Friday, 8 November 2013

Burnt Fen Alpaca's

Monday 4th November 2013 saw me visiting Ann of Burnt Fen Alpacas and what a lovely couple of hours it was, despite me turning up on the wrong day (Sorry again Ann!).

Now Alpacas are endearing creatures that have fascinated me for a while.  I say fascinated, I probably mean intrigued rather.  They are not your typical farm livestock, or weren't at one time, but I do think they are becoming more so now, especially with smallholders.  They are shy but trusting creatures once they get to know you, which is obvious when we enter the nursery field; Ann claps her hands, shouts and they all came running; she then felt immediately guilty as she had no treats for them.

Smiling for the camera!

Their distrust of me, the stranger, was obvious by the looks they were giving me but Ann soon put them at ease. The vast array of fleece colours is gorgeous from white's to fawn's, brown's through to black, one of the reasons Ann decided to keep them.  They are not strictly speaking a meat animal, it's all about the fibre and the quality of which is paramount.

The key to Alpaca's is to use the fibre and to find an outlet for said fibre, which Ann had to do when the co-operative she was using closed a number of years ago.  She now uses all the fibre herself in a number of ways - selling to hand spinners, spinning some herself to turn into gorgeous knitted garments.  She also felts the lesser quality fibre and turns this into scarves and hats, including a gorgeous trilby I was rather taken with.

She teaches courses on Nuno felting, a process which turns the fibre into silk, from her purpose built Yurt in her back garden!

Ann in the Yurt

The scarves that she has made by this process would grace any woman's neck up and down the land.

At the moment she is struggling to produce enough garments to be able to sell at craft fairs etc.  She has two ladies who knit for her and she knits herself, namely waistcoats, scarves, wrist warmers, hats and the like.

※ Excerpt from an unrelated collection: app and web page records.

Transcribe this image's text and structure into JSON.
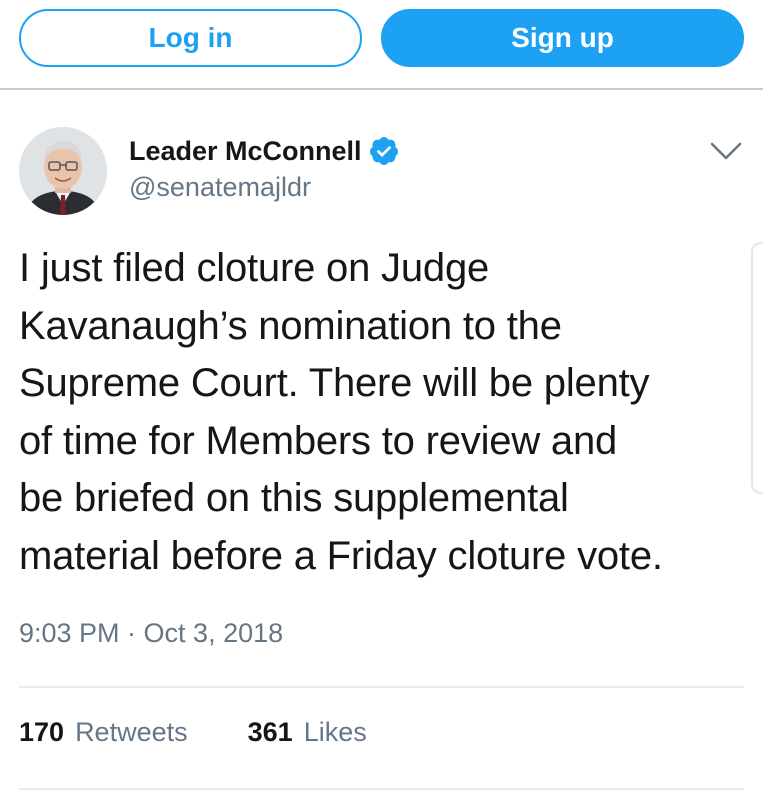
{
  "auth_bar": {
    "login_label": "Log in",
    "signup_label": "Sign up"
  },
  "tweet": {
    "author": {
      "display_name": "Leader McConnell",
      "handle": "@senatemajldr",
      "verified": true,
      "avatar_icon": "avatar-photo",
      "verified_icon": "verified-badge-icon"
    },
    "menu_icon": "chevron-down-icon",
    "text_lines": [
      "I just filed cloture on Judge",
      "Kavanaugh’s nomination to the",
      "Supreme Court. There will be plenty",
      "of time for Members to review and",
      "be briefed on this supplemental",
      "material before a Friday cloture vote."
    ],
    "timestamp": "9:03 PM · Oct 3, 2018",
    "stats": {
      "retweets_count": "170",
      "retweets_label": "Retweets",
      "likes_count": "361",
      "likes_label": "Likes"
    }
  },
  "colors": {
    "brand_blue": "#1da1f2",
    "text_primary": "#14171a",
    "text_secondary": "#657786",
    "divider": "#e6ecf0"
  }
}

She does sell some animals occasionally but only to people who will appreciate them for what they are - lovable creatures with great characters and personalities.

She also does Alpaca walking sessions, where you can literally take an alpaca for a walk around the farm and past the edge of the private Burnt Fen Broad.  An endearing experience loved by young and old, male and female.

The gorgeous and private Burnt Fen Broad

Apart from the NSTG show (Norfolk Smallholders Training Group), she has given up showing due to current Tuberculosis (TB) regulations, or lack of in camelids currently.  Alpacas are susceptible to TB and the current DEFRA regulations mean that Alpacas are not registered and no specific tracking is in place. Plus there is no specific camelid test at the moment.  So if you'd like to experience these delightful creatures then get in touch with Ann at Burnt Fen direct.

So have I changed my opinion of Alpaca's?  Yes, but I believe that you must have an outlet for the fibre, which means entering a whole new world of spinning, knitting etc, which needs careful consideration to get the full benefit of the enterprise.  There is no doubt though that the enterprise of Alpaca fibre is truly fabulous and luxurious.

White fibre

Ann knows where all her fibre comes from, even named!

Bagged fibre, waiting to be used

Thank you Ann for letting me visit you and your delightful Alpacas, it was a lovely way to spend a few hours in the sunshine.


  1. We went on a Norfolk Smallholders "Starting with Alpacas" course last year at Burnt Fen and had a wonderful day. Would love to keep Alpacas but need to learn how to knit first!

  2. I know that feeling. There is a lady in Norwich who teaches people to knit for £10 an hour see - This is her shop on St Giles street, lovely lady, got talking to her and her daughter when I went in there last week. No excuse now! Burnt Fen was a wonderful morning out, would quite happily go back there